Leonardo Da Vinci was born and raised in Italy, where the Mona Lisa was finally painted in 1503. The style of painting has long been cited as the forerunner of numerous styles of art, one of the true masterpieces in the history of the world art.
A description of Mona Lisa
By painting the Mona Lisa, Leonardo rose to another artist station, those that create new forms and perspectives. Mona Lisa’s relatively small painting manages to create one of the most intense and effective art experiences in a compact 30 “by 20 ½” frame. As for the type of paint that the Mona Lisa was originally conceived with, oils were used on the poplar wood panel and have been restored numerous times. In recent years, curators at the Louvre have begun to worry that the painting appears to break down more quickly than in the past.
Leonardo places his model in the middle of the painting, using a pyramid design to center it. The fold of his hands forms the front of the pyramid and he uses the same bright light for his chest, neck, and face. His lighting is important as he uses it to create many of the geometric shapes (circles and spheres) that make up the painting. The form of the painting itself is very simple, a modification of the seated Virgin, a very popular form during the 15th and 16th centuries for portraits.
What does the Mona Lisa mean?
However, he modifies the formula, creating a sense of distance between the nanny and the observer, mainly using the chair in which she rests. Everything in his posture speaks of reserve and silence. However, his eyes silently meet the gaze of the observer, drawing the viewer towards the line of his eyes. Everything around her face is dark, bringing the light on her face and the attraction it provides much more in focus. The overall effect is a kind of natural attraction for her, drawn by her appearance, but immediately contrasted with the distance Leonardo creates between the subject and the observer.
The landscape of painting has long been noted as the first instance of portraiture on landscape. Sitting in the middle of an open loggia with what appear to be pillars on either side of it, a vast landscape stretches out onto an icy mountain range. The curves of her hair and clothes are mimicked in the waves of the landscape and the constant curves in the river and the hills behind her.
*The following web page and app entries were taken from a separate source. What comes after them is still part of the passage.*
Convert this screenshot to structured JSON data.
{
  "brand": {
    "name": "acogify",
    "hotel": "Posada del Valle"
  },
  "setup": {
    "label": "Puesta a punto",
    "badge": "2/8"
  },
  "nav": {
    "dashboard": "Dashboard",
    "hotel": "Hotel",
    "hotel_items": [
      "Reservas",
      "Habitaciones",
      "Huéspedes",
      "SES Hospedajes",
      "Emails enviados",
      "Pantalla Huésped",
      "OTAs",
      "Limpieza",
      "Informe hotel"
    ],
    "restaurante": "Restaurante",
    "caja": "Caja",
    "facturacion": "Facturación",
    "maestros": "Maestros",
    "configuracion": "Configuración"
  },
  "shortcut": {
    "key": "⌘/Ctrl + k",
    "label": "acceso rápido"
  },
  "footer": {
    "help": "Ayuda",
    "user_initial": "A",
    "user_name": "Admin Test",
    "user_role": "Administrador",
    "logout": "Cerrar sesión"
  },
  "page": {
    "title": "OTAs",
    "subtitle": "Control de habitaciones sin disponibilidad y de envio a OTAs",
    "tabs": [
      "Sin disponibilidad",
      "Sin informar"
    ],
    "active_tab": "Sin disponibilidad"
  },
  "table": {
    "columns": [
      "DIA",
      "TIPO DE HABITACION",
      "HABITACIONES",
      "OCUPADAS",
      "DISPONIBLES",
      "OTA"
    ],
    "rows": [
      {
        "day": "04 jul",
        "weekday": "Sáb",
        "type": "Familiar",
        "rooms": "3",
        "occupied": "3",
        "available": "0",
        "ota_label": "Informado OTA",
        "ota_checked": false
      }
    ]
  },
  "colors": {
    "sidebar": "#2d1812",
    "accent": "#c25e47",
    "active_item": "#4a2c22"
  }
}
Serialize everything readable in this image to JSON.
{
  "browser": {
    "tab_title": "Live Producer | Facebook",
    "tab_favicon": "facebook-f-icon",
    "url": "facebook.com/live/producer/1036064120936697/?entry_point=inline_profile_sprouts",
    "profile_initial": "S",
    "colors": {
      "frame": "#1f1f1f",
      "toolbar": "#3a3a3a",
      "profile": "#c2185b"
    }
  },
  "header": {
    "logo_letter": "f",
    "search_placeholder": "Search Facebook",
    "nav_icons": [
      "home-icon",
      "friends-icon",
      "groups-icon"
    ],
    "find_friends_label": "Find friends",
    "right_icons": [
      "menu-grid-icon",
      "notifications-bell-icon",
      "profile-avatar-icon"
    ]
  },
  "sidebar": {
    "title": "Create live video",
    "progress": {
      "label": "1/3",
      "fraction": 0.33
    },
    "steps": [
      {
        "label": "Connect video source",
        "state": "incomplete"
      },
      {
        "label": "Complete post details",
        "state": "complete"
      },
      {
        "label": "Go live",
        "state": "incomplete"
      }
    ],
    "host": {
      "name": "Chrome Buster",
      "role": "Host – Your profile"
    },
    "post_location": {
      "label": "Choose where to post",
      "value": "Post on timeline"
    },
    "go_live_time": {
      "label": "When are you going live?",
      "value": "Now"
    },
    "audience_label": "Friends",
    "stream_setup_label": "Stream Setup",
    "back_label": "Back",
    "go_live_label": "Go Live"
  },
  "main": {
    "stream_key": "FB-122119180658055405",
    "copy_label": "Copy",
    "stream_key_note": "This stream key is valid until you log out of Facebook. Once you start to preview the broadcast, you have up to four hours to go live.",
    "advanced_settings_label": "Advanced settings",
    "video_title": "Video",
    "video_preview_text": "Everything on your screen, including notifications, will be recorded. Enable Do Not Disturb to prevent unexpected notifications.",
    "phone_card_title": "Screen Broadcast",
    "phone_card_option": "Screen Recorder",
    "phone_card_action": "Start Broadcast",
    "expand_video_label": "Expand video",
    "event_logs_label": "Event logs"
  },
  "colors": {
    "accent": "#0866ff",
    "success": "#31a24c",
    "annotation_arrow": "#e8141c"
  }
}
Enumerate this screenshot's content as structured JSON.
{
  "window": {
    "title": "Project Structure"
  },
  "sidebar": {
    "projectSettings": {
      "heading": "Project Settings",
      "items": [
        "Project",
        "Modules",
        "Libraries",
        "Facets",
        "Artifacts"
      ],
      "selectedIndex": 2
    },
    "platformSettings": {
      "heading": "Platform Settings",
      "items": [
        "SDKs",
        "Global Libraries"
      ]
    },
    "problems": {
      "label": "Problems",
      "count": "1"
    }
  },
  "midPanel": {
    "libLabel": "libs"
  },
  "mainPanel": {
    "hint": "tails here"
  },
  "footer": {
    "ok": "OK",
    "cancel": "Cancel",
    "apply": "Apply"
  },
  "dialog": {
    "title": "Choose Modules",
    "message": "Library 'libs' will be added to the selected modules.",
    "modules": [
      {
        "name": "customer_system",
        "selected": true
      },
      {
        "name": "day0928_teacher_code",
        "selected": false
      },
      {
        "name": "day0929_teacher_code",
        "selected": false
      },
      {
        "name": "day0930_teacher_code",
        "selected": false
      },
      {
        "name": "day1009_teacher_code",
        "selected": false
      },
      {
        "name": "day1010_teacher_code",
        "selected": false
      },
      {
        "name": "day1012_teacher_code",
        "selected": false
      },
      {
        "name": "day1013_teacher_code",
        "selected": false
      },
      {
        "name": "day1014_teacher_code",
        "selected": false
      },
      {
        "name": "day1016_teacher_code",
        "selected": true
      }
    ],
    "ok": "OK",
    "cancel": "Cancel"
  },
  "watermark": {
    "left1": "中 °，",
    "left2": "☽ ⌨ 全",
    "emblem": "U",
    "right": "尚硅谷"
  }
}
Therefore, the question has arisen as to whether the Mona Lisa is both a portrait and a representation of an ideal. The harmony between the model and the landscape behind her creates a kind of natural order, all punctuated by the detail of her mouth and that world-famous smile.
For centuries, historians, psychologists, writers, and politicians have tried to come up with their own theories about what the Mona Lisa smile could mean. Freud characterized it as an allusion to an Oedipus complex (he was in love with his mother) in Da Vinci while others have claimed that it is a sign of innocence and calm. The question of why the smile is seen in so many different ways has become almost as important a research topic as the smile itself. There have been scientists who point out the special relationships of the smile and how the human eye captures them. Margaret Livingstone, a Harvard professor, says that painting is most effective when viewed peripherally. The smile is most effective when you look into your eyes, for example.
In 2005, a computer program that analyzes facial expressions for emotional recognition was used to assign “emotional” values to the smile. That show found her 83% happy. Regardless of Da Vinci’s intentions, the Mona Lisa’s smile is one of the most enduring questions in all of art.
Mona Lisa analysis today
Due to the research and attention the Mona Lisa has attracted, more than a few dozen people have tried to recreate it. Hundreds of copies reside in different art galleries around the world, some of which their owners believe are the originals. Recently, an internet phenomenon has emerged where a savvy user of MS Paint was able to make a video showing how to make the Mona Lisa in paint, the free graphics program included with Windows. Copying the Mona Lisa has long been a standard test of an artist’s tenacity and skill.